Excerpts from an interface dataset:

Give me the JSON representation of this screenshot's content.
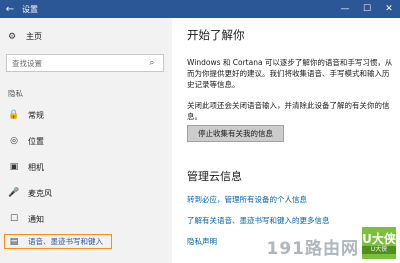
{
  "window": {
    "back_icon": "←",
    "title": "设置",
    "minimize_icon": "—",
    "maximize_icon": "☐",
    "close_icon": "✕"
  },
  "sidebar": {
    "home": {
      "icon": "⚙",
      "label": "主页"
    },
    "search": {
      "placeholder": "查找设置",
      "icon": "⌕"
    },
    "section_label": "隐私",
    "items": [
      {
        "icon": "🔒",
        "label": "常规"
      },
      {
        "icon": "◎",
        "label": "位置"
      },
      {
        "icon": "▣",
        "label": "相机"
      },
      {
        "icon": "🎤",
        "label": "麦克风"
      },
      {
        "icon": "☐",
        "label": "通知"
      }
    ],
    "active_item": {
      "icon": "▤",
      "label": "语音、墨迹书写和键入"
    }
  },
  "main": {
    "heading": "开始了解你",
    "paragraph1": "Windows 和 Cortana 可以逐步了解你的语音和手写习惯，从而为你提供更好的建议。我们将收集语音、手写模式和输入历史记录等信息。",
    "paragraph2": "关闭此项还会关闭语音输入，并清除此设备了解的有关你的信息。",
    "stop_button": "停止收集有关我的信息",
    "cloud_heading": "管理云信息",
    "links": [
      "转到必应，管理所有设备的个人信息",
      "了解有关语音、墨迹书写和键入的更多信息",
      "隐私声明"
    ]
  },
  "watermark": {
    "text": "191路由网",
    "logo_big": "U大侠",
    "logo_small": "U大侠"
  },
  "colors": {
    "titlebar": "#2b5797",
    "sidebar_bg": "#f2f2f2",
    "highlight": "#ff8c1a",
    "link": "#0063b1",
    "button_bg": "#cccccc"
  }
}
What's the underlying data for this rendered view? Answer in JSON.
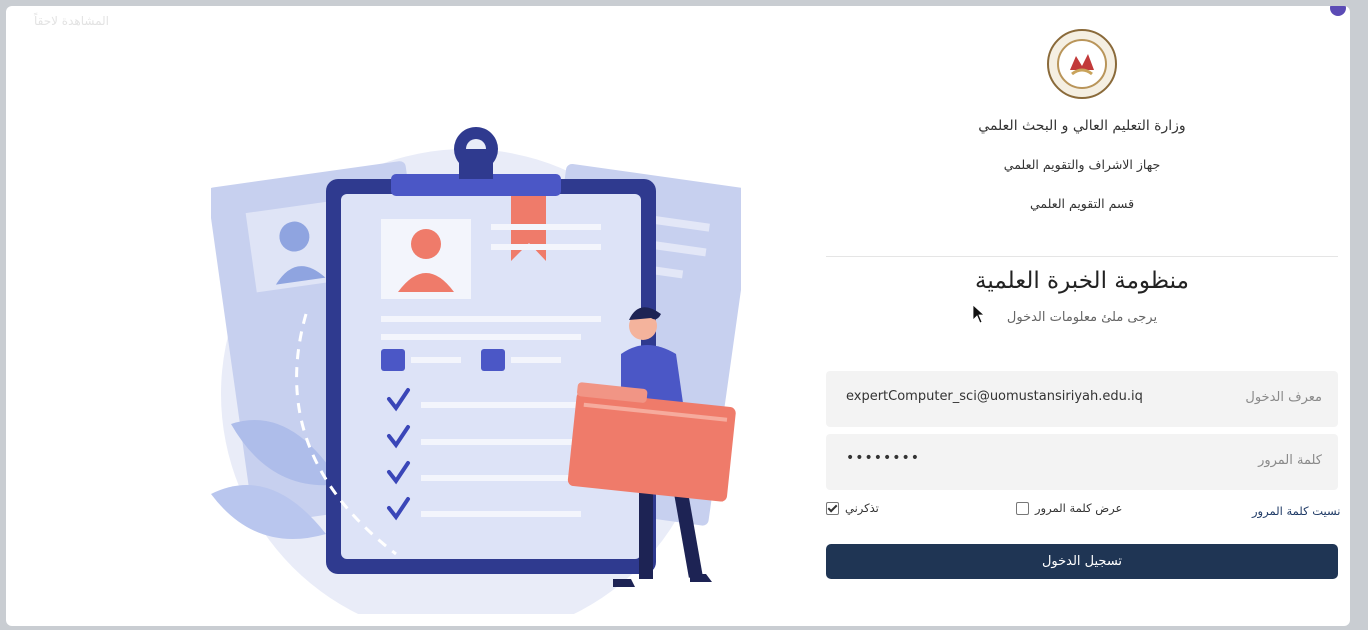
{
  "watermark": "المشاهدة لاحقاً",
  "header": {
    "ministry": "وزارة التعليم العالي و البحث العلمي",
    "agency": "جهاز الاشراف والتقويم العلمي",
    "department": "قسم التقويم العلمي"
  },
  "system": {
    "title": "منظومة الخبرة العلمية",
    "subtitle": "يرجى ملئ معلومات الدخول"
  },
  "form": {
    "username_label": "معرف الدخول",
    "username_value": "expertComputer_sci@uomustansiriyah.edu.iq",
    "password_label": "كلمة المرور",
    "password_value": "••••••••",
    "forgot_password": "نسيت كلمة المرور",
    "show_password": "عرض كلمة المرور",
    "show_password_checked": false,
    "remember_me": "تذكرني",
    "remember_me_checked": true,
    "login_button": "تسجيل الدخول"
  },
  "colors": {
    "primary": "#1f3554",
    "illustration_blue": "#2f3a8f",
    "illustration_salmon": "#ef7b6a",
    "illustration_bg": "#e7ebf7"
  },
  "icons": {
    "logo": "ministry-seal",
    "cursor": "mouse-pointer"
  }
}
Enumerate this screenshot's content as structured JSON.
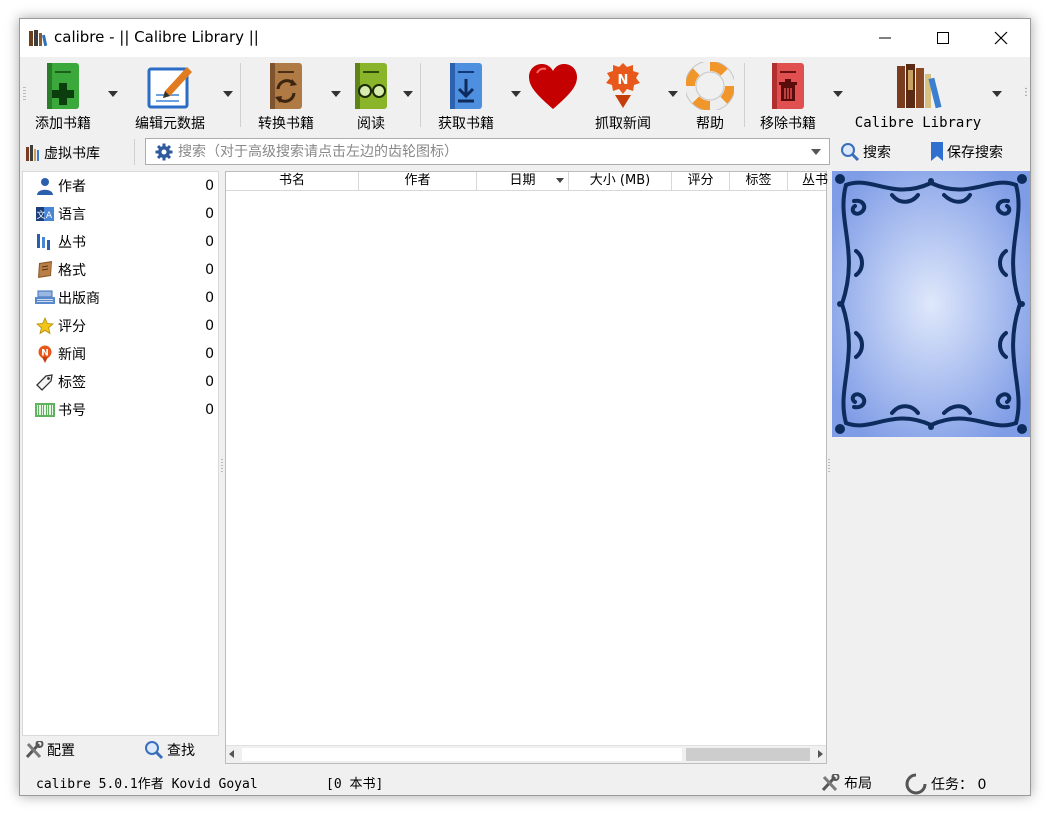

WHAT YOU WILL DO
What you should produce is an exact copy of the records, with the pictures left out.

ANSWER SPACE
Give me the JSON representation of this screenshot's content.
{
  "window": {
    "back_icon": "←",
    "title": "设置",
    "minimize_icon": "—",
    "maximize_icon": "☐",
    "close_icon": "✕"
  },
  "sidebar": {
    "home": {
      "icon": "⚙",
      "label": "主页"
    },
    "search": {
      "placeholder": "查找设置",
      "icon": "⌕"
    },
    "section_label": "隐私",
    "items": [
      {
        "icon": "🔒",
        "label": "常规"
      },
      {
        "icon": "◎",
        "label": "位置"
      },
      {
        "icon": "▣",
        "label": "相机"
      },
      {
        "icon": "🎤",
        "label": "麦克风"
      },
      {
        "icon": "☐",
        "label": "通知"
      }
    ],
    "active_item": {
      "icon": "▤",
      "label": "语音、墨迹书写和键入"
    }
  },
  "main": {
    "heading": "开始了解你",
    "paragraph1": "Windows 和 Cortana 可以逐步了解你的语音和手写习惯，从而为你提供更好的建议。我们将收集语音、手写模式和输入历史记录等信息。",
    "paragraph2": "关闭此项还会关闭语音输入，并清除此设备了解的有关你的信息。",
    "stop_button": "停止收集有关我的信息",
    "cloud_heading": "管理云信息",
    "links": [
      "转到必应，管理所有设备的个人信息",
      "了解有关语音、墨迹书写和键入的更多信息",
      "隐私声明"
    ]
  },
  "watermark": {
    "text": "191路由网",
    "logo_big": "U大侠",
    "logo_small": "U大侠"
  },
  "colors": {
    "titlebar": "#2b5797",
    "sidebar_bg": "#f2f2f2",
    "highlight": "#ff8c1a",
    "link": "#0063b1",
    "button_bg": "#cccccc"
  }
}
What's the underlying data for this rendered view? Answer in JSON.
{
  "watermark": "المشاهدة لاحقاً",
  "header": {
    "ministry": "وزارة التعليم العالي و البحث العلمي",
    "agency": "جهاز الاشراف والتقويم العلمي",
    "department": "قسم التقويم العلمي"
  },
  "system": {
    "title": "منظومة الخبرة العلمية",
    "subtitle": "يرجى ملئ معلومات الدخول"
  },
  "form": {
    "username_label": "معرف الدخول",
    "username_value": "expertComputer_sci@uomustansiriyah.edu.iq",
    "password_label": "كلمة المرور",
    "password_value": "••••••••",
    "forgot_password": "نسيت كلمة المرور",
    "show_password": "عرض كلمة المرور",
    "show_password_checked": false,
    "remember_me": "تذكرني",
    "remember_me_checked": true,
    "login_button": "تسجيل الدخول"
  },
  "colors": {
    "primary": "#1f3554",
    "illustration_blue": "#2f3a8f",
    "illustration_salmon": "#ef7b6a",
    "illustration_bg": "#e7ebf7"
  },
  "icons": {
    "logo": "ministry-seal",
    "cursor": "mouse-pointer"
  }
}
Enumerate this screenshot's content as structured JSON.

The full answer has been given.